And that’s important for Christians to understand. In our interactions with nonbelievers, we may not see the impact we have. Perhaps it seems as though the way we live and the answers we give make no difference to the people around us, except that we seem odd. But our perception does not change the fact that we are to be salt in an unsavory world, and light in the darkness.
In the day of visitation
Peter understood this, and he encouraged members of the Church to take the long view. When he instructed his readers to have their “conduct honorable among the Gentiles [that is, unbelievers]” (1 Peter 2:12), he explained that these people would malign them.

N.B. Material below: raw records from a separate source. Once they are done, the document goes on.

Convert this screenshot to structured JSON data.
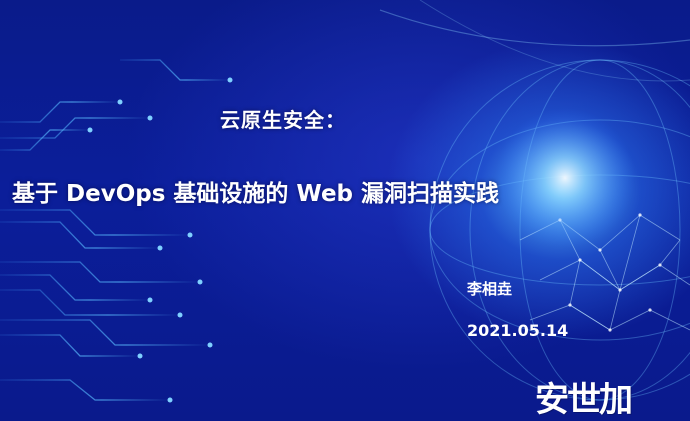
{
  "slide": {
    "title_line1": "云原生安全：",
    "title_line2": "基于 DevOps 基础设施的 Web 漏洞扫描实践",
    "author": "李相垚",
    "date": "2021.05.14",
    "logo_text": "安世加"
  },
  "colors": {
    "background": "#0b1e9a",
    "glow": "#5abeff",
    "text": "#ffffff"
  }
}
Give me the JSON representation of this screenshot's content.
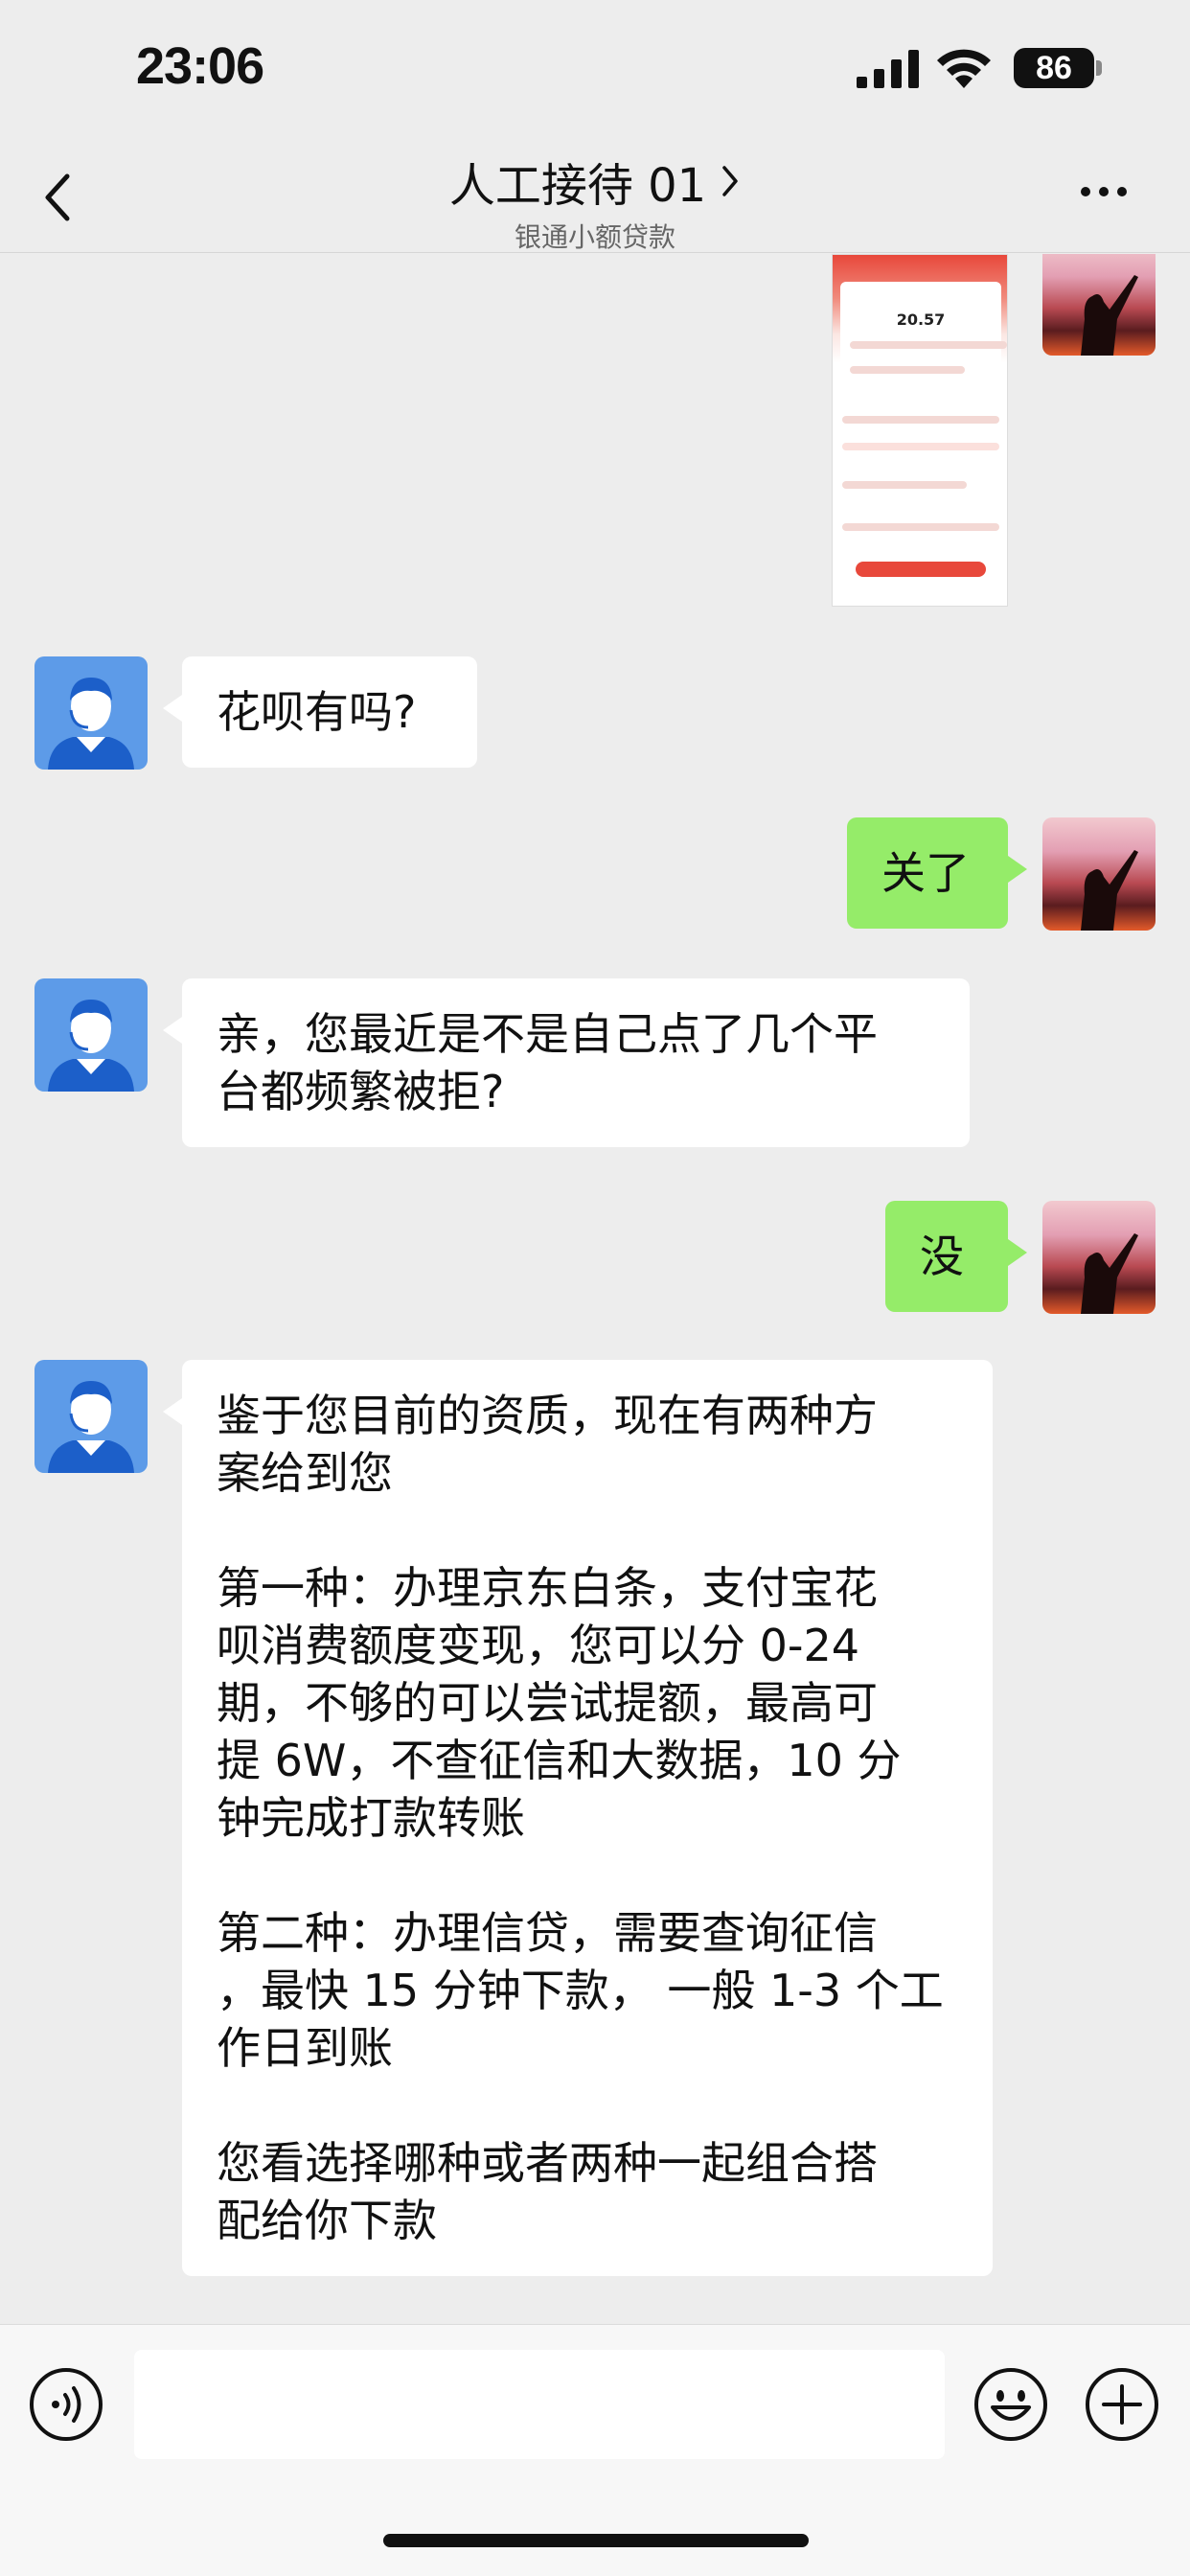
{
  "status_bar": {
    "time": "23:06",
    "battery": "86",
    "icons": [
      "signal-icon",
      "wifi-icon",
      "battery-icon"
    ]
  },
  "nav": {
    "back_icon": "chevron-left-icon",
    "title": "人工接待 01",
    "title_icon": "chevron-right-icon",
    "subtitle": "银通小额贷款",
    "more_icon": "more-icon"
  },
  "thumbnail": {
    "amount": "20.57"
  },
  "messages": [
    {
      "sender": "agent",
      "text": "花呗有吗?"
    },
    {
      "sender": "user",
      "text": "关了"
    },
    {
      "sender": "agent",
      "text": "亲，您最近是不是自己点了几个平\n台都频繁被拒?"
    },
    {
      "sender": "user",
      "text": "没"
    },
    {
      "sender": "agent",
      "text": "鉴于您目前的资质，现在有两种方\n案给到您\n\n第一种：办理京东白条，支付宝花\n呗消费额度变现，您可以分 0-24\n期，不够的可以尝试提额，最高可\n提 6W，不查征信和大数据，10 分\n钟完成打款转账\n\n第二种：办理信贷，需要查询征信\n，最快 15 分钟下款， 一般 1-3 个工\n作日到账\n\n您看选择哪种或者两种一起组合搭\n配给你下款"
    }
  ],
  "input_bar": {
    "voice_icon": "voice-icon",
    "emoji_icon": "emoji-icon",
    "add_icon": "plus-icon",
    "placeholder": ""
  },
  "colors": {
    "background": "#ededed",
    "bubble_out": "#95ec69",
    "bubble_in": "#ffffff",
    "agent_avatar": "#5d9be8"
  }
}
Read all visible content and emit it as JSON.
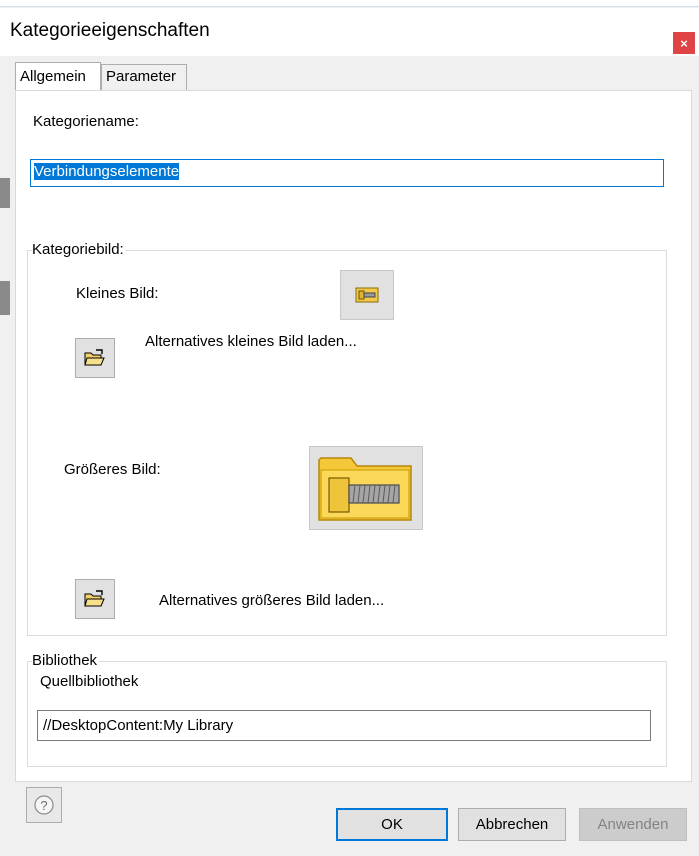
{
  "window": {
    "title": "Kategorieeigenschaften",
    "close_glyph": "×"
  },
  "tabs": [
    {
      "label": "Allgemein",
      "active": true
    },
    {
      "label": "Parameter",
      "active": false
    }
  ],
  "category_name": {
    "label": "Kategoriename:",
    "value": "Verbindungselemente"
  },
  "category_image": {
    "group_title": "Kategoriebild:",
    "small_label": "Kleines Bild:",
    "small_icon": "bolt-small-icon",
    "load_small_label": "Alternatives kleines Bild laden...",
    "large_label": "Größeres Bild:",
    "large_icon": "bolt-folder-icon",
    "load_large_label": "Alternatives größeres Bild laden...",
    "open_icon": "open-folder-icon"
  },
  "library": {
    "group_title": "Bibliothek",
    "source_label": "Quellbibliothek",
    "source_value": "//DesktopContent:My Library"
  },
  "buttons": {
    "ok": "OK",
    "cancel": "Abbrechen",
    "apply": "Anwenden",
    "help_icon": "help-icon"
  },
  "colors": {
    "accent": "#0078d7",
    "close": "#e04343",
    "folder": "#f2c94c"
  }
}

Even so, the honorable conduct of Christians would be remembered “in the day of visitation,” prompting these same people to glorify God. The “day of visitation” in this context refers to a time in the future when people will be granted understanding. The point is, they’ll remember the good examples they witnessed.
It is not our place to “save” the people around us. In fact, we are powerless to convert anyone. It is the Father who draws people to Him (John 6:44), and until He does so, no individual will respond. Yet, ultimately, God is “not willing that any should perish but that all should come to repentance” (2 Peter 3:9).
So what does this mean for us? Even though we cannot convert anyone and even though it may seem that no one takes note, what we do and say now matters to the world around us. God can use our conduct and inspire our answers to accomplish His purpose. For that reason, we must be ready always to give an answer.
What still amazes me today is that it was a 16-year-old boy, not a minister or a theology professor, whose answers changed the course of my life. Jack did not try to save me. Instead, he did his best to obey God, and God used him to point me in the right direction, for which I am deeply thankful.